**What to produce**
Would you reproduce all of the entries exactly?

**Material for the task**
_____

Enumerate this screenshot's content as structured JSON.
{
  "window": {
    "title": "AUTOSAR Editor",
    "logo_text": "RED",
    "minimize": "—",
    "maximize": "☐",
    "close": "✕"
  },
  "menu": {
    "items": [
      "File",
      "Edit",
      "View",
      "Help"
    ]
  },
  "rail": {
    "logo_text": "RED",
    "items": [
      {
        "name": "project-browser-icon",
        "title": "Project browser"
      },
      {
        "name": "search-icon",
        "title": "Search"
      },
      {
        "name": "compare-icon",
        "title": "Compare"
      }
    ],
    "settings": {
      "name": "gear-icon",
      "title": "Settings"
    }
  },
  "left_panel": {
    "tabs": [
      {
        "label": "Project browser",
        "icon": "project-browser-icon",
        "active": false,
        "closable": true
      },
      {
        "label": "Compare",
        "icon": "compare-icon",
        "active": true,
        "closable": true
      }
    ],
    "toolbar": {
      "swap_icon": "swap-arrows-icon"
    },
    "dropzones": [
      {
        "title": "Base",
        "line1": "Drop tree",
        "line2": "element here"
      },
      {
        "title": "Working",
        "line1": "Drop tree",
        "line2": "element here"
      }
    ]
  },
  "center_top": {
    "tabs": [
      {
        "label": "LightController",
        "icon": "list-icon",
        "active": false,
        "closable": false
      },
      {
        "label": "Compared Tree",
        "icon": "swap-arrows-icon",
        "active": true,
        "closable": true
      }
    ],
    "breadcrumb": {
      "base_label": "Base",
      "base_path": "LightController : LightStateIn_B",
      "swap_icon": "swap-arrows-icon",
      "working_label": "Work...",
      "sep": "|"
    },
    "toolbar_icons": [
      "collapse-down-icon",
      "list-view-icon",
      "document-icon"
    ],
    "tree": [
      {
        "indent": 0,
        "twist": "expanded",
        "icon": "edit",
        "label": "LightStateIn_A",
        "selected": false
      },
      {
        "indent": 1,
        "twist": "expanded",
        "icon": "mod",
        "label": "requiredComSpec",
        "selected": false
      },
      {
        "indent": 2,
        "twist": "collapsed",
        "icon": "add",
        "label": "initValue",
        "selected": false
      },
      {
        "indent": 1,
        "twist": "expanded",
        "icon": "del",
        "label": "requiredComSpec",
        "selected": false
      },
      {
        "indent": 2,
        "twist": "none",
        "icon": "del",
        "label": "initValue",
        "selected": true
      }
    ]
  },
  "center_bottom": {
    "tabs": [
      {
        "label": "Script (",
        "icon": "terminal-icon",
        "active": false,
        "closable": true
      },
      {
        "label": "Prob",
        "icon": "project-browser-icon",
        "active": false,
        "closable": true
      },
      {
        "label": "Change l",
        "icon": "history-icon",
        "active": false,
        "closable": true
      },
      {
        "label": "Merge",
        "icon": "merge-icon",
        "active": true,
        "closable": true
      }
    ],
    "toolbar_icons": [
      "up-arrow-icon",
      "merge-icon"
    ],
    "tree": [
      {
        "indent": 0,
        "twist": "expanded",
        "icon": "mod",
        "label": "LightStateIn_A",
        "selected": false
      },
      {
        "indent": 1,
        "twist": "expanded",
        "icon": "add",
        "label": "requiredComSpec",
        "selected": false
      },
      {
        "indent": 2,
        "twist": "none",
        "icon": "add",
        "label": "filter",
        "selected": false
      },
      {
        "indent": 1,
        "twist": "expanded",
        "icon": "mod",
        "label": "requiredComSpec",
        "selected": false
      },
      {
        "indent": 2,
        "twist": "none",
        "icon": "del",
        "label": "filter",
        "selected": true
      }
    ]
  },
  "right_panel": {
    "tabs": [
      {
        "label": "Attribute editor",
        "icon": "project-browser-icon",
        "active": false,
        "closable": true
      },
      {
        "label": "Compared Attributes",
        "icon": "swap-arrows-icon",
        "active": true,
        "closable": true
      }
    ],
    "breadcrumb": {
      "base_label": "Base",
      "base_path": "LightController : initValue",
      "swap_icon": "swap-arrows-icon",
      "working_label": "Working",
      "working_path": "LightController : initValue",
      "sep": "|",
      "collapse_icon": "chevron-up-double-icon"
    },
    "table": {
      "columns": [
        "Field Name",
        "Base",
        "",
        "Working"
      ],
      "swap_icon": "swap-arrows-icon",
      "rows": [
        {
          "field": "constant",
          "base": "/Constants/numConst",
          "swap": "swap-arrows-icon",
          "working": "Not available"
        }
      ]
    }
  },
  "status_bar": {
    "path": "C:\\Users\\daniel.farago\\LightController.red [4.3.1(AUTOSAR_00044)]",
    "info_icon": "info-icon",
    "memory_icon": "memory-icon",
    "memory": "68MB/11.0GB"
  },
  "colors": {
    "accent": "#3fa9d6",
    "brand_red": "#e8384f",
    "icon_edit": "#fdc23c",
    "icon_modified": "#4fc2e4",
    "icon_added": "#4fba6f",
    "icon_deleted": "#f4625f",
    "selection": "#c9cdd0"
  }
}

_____

**Your response**
Enumerate this screenshot's content as structured JSON.
{
  "window": {
    "title": "AUTOSAR Editor",
    "logo_text": "RED",
    "minimize": "—",
    "maximize": "☐",
    "close": "✕"
  },
  "menu": {
    "items": [
      "File",
      "Edit",
      "View",
      "Help"
    ]
  },
  "rail": {
    "logo_text": "RED",
    "items": [
      {
        "name": "project-browser-icon",
        "title": "Project browser"
      },
      {
        "name": "search-icon",
        "title": "Search"
      },
      {
        "name": "compare-icon",
        "title": "Compare"
      }
    ],
    "settings": {
      "name": "gear-icon",
      "title": "Settings"
    }
  },
  "left_panel": {
    "tabs": [
      {
        "label": "Project browser",
        "icon": "project-browser-icon",
        "active": false,
        "closable": true
      },
      {
        "label": "Compare",
        "icon": "compare-icon",
        "active": true,
        "closable": true
      }
    ],
    "toolbar": {
      "swap_icon": "swap-arrows-icon"
    },
    "dropzones": [
      {
        "title": "Base",
        "line1": "Drop tree",
        "line2": "element here"
      },
      {
        "title": "Working",
        "line1": "Drop tree",
        "line2": "element here"
      }
    ]
  },
  "center_top": {
    "tabs": [
      {
        "label": "LightController",
        "icon": "list-icon",
        "active": false,
        "closable": false
      },
      {
        "label": "Compared Tree",
        "icon": "swap-arrows-icon",
        "active": true,
        "closable": true
      }
    ],
    "breadcrumb": {
      "base_label": "Base",
      "base_path": "LightController : LightStateIn_B",
      "swap_icon": "swap-arrows-icon",
      "working_label": "Work...",
      "sep": "|"
    },
    "toolbar_icons": [
      "collapse-down-icon",
      "list-view-icon",
      "document-icon"
    ],
    "tree": [
      {
        "indent": 0,
        "twist": "expanded",
        "icon": "edit",
        "label": "LightStateIn_A",
        "selected": false
      },
      {
        "indent": 1,
        "twist": "expanded",
        "icon": "mod",
        "label": "requiredComSpec",
        "selected": false
      },
      {
        "indent": 2,
        "twist": "collapsed",
        "icon": "add",
        "label": "initValue",
        "selected": false
      },
      {
        "indent": 1,
        "twist": "expanded",
        "icon": "del",
        "label": "requiredComSpec",
        "selected": false
      },
      {
        "indent": 2,
        "twist": "none",
        "icon": "del",
        "label": "initValue",
        "selected": true
      }
    ]
  },
  "center_bottom": {
    "tabs": [
      {
        "label": "Script (",
        "icon": "terminal-icon",
        "active": false,
        "closable": true
      },
      {
        "label": "Prob",
        "icon": "project-browser-icon",
        "active": false,
        "closable": true
      },
      {
        "label": "Change l",
        "icon": "history-icon",
        "active": false,
        "closable": true
      },
      {
        "label": "Merge",
        "icon": "merge-icon",
        "active": true,
        "closable": true
      }
    ],
    "toolbar_icons": [
      "up-arrow-icon",
      "merge-icon"
    ],
    "tree": [
      {
        "indent": 0,
        "twist": "expanded",
        "icon": "mod",
        "label": "LightStateIn_A",
        "selected": false
      },
      {
        "indent": 1,
        "twist": "expanded",
        "icon": "add",
        "label": "requiredComSpec",
        "selected": false
      },
      {
        "indent": 2,
        "twist": "none",
        "icon": "add",
        "label": "filter",
        "selected": false
      },
      {
        "indent": 1,
        "twist": "expanded",
        "icon": "mod",
        "label": "requiredComSpec",
        "selected": false
      },
      {
        "indent": 2,
        "twist": "none",
        "icon": "del",
        "label": "filter",
        "selected": true
      }
    ]
  },
  "right_panel": {
    "tabs": [
      {
        "label": "Attribute editor",
        "icon": "project-browser-icon",
        "active": false,
        "closable": true
      },
      {
        "label": "Compared Attributes",
        "icon": "swap-arrows-icon",
        "active": true,
        "closable": true
      }
    ],
    "breadcrumb": {
      "base_label": "Base",
      "base_path": "LightController : initValue",
      "swap_icon": "swap-arrows-icon",
      "working_label": "Working",
      "working_path": "LightController : initValue",
      "sep": "|",
      "collapse_icon": "chevron-up-double-icon"
    },
    "table": {
      "columns": [
        "Field Name",
        "Base",
        "",
        "Working"
      ],
      "swap_icon": "swap-arrows-icon",
      "rows": [
        {
          "field": "constant",
          "base": "/Constants/numConst",
          "swap": "swap-arrows-icon",
          "working": "Not available"
        }
      ]
    }
  },
  "status_bar": {
    "path": "C:\\Users\\daniel.farago\\LightController.red [4.3.1(AUTOSAR_00044)]",
    "info_icon": "info-icon",
    "memory_icon": "memory-icon",
    "memory": "68MB/11.0GB"
  },
  "colors": {
    "accent": "#3fa9d6",
    "brand_red": "#e8384f",
    "icon_edit": "#fdc23c",
    "icon_modified": "#4fc2e4",
    "icon_added": "#4fba6f",
    "icon_deleted": "#f4625f",
    "selection": "#c9cdd0"
  }
}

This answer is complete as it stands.